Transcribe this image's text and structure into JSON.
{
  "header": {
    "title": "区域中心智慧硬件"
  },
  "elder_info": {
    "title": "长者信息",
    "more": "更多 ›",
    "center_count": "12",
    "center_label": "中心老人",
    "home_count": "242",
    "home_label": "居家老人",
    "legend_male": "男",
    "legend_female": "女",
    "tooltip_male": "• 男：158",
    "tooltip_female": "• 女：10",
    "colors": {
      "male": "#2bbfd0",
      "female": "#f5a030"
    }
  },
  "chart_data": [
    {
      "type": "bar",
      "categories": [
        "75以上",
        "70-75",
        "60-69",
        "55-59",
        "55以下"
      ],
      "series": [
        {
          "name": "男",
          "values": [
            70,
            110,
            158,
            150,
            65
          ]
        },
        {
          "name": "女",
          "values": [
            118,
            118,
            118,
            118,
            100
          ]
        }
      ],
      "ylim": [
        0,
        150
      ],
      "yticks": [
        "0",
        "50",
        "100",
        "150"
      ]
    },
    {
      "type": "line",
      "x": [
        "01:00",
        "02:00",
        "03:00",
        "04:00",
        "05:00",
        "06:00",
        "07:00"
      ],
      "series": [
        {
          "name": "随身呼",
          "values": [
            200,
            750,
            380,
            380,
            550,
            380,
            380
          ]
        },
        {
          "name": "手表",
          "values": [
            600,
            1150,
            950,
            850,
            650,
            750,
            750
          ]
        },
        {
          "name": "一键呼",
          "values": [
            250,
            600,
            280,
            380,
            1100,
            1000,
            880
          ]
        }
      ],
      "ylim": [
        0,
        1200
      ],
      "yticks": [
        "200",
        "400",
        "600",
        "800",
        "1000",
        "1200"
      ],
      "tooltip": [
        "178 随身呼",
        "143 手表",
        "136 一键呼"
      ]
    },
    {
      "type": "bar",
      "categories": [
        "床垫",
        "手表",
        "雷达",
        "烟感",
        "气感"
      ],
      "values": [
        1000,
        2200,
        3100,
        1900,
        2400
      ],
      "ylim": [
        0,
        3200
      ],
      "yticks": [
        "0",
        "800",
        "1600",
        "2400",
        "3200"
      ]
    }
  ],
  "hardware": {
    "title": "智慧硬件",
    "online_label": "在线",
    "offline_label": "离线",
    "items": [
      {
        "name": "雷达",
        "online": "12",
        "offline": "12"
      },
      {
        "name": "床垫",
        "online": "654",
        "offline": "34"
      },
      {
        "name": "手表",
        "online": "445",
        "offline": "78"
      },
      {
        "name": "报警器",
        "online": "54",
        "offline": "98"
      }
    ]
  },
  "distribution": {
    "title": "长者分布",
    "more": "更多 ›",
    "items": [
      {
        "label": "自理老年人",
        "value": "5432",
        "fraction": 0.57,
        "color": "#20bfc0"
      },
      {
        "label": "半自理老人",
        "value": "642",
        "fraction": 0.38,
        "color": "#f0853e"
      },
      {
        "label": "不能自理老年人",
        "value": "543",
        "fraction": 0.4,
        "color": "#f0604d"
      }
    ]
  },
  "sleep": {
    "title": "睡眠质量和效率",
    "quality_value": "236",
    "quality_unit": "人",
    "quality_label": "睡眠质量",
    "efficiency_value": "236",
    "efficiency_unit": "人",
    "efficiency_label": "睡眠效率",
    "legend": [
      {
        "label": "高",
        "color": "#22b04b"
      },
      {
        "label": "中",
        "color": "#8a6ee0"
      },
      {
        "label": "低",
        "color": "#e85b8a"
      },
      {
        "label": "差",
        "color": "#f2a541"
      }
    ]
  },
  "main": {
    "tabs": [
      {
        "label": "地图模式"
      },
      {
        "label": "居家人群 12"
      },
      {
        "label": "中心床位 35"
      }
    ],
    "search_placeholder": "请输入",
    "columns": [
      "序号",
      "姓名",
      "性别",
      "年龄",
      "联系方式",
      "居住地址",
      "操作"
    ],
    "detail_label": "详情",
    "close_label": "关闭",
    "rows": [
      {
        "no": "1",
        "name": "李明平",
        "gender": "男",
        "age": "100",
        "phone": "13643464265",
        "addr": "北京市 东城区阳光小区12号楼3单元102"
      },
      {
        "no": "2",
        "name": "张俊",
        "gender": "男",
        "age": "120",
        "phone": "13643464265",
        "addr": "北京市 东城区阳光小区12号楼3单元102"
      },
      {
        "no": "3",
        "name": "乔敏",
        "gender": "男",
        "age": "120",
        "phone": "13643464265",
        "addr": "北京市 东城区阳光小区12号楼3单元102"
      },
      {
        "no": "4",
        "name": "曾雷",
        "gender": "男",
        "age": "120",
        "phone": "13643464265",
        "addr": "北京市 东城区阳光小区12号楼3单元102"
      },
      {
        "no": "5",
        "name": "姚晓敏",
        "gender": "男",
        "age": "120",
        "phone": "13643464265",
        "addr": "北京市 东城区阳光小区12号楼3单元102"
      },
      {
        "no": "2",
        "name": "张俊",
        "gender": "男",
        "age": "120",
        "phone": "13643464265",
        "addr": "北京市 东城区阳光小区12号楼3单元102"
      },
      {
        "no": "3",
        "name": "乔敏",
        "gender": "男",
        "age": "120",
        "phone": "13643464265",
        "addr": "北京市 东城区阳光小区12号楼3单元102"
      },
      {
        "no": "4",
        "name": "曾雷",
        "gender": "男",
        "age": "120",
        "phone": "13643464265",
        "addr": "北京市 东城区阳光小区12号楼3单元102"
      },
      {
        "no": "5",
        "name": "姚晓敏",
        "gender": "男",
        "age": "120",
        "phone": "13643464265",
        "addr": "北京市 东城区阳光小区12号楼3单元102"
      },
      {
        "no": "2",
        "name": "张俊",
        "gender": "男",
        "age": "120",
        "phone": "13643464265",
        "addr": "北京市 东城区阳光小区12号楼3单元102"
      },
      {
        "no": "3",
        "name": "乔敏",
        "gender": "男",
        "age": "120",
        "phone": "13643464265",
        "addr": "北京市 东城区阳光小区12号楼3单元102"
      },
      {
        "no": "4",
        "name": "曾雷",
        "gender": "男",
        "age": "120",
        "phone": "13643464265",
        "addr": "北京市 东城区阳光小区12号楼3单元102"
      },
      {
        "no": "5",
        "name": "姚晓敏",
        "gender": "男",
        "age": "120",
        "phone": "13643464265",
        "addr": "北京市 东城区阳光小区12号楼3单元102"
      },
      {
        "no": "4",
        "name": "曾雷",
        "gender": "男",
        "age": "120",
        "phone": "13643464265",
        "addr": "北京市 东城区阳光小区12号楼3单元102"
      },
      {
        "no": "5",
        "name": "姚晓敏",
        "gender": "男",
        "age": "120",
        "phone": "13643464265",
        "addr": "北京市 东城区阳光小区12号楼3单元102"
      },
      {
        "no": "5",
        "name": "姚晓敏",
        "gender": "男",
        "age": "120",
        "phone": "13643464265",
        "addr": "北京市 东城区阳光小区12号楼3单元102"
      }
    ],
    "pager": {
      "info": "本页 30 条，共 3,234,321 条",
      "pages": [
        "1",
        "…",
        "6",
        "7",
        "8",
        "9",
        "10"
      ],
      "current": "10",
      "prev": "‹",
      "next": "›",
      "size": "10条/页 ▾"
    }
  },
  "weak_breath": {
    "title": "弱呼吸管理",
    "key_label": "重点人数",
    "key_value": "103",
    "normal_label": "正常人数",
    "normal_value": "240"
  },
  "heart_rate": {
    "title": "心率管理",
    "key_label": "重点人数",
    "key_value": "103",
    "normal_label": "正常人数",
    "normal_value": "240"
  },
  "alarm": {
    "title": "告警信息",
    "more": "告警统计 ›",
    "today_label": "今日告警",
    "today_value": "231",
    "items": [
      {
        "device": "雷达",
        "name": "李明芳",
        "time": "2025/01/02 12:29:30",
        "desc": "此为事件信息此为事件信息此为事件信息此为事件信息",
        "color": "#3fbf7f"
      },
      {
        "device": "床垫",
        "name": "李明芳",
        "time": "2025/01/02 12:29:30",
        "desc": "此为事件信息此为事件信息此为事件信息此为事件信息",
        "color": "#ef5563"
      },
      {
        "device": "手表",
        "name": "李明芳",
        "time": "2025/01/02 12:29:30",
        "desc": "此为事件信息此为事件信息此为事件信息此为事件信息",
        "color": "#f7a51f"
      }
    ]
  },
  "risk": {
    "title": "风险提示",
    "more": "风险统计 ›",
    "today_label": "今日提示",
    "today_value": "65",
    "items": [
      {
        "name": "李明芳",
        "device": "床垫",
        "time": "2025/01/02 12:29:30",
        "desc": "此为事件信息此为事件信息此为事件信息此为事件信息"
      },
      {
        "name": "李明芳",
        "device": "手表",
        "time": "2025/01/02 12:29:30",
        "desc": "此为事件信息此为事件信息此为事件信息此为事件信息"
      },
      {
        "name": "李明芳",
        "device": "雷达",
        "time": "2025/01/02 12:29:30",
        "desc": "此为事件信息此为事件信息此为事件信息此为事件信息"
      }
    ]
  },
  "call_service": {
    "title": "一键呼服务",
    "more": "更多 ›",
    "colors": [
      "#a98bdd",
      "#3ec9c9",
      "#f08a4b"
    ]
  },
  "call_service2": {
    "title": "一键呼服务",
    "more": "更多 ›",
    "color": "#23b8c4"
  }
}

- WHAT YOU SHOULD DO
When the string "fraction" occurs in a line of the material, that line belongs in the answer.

- FINISHED EXERCISE
        "fraction": 0.57,
        "fraction": 0.38,
        "fraction": 0.4,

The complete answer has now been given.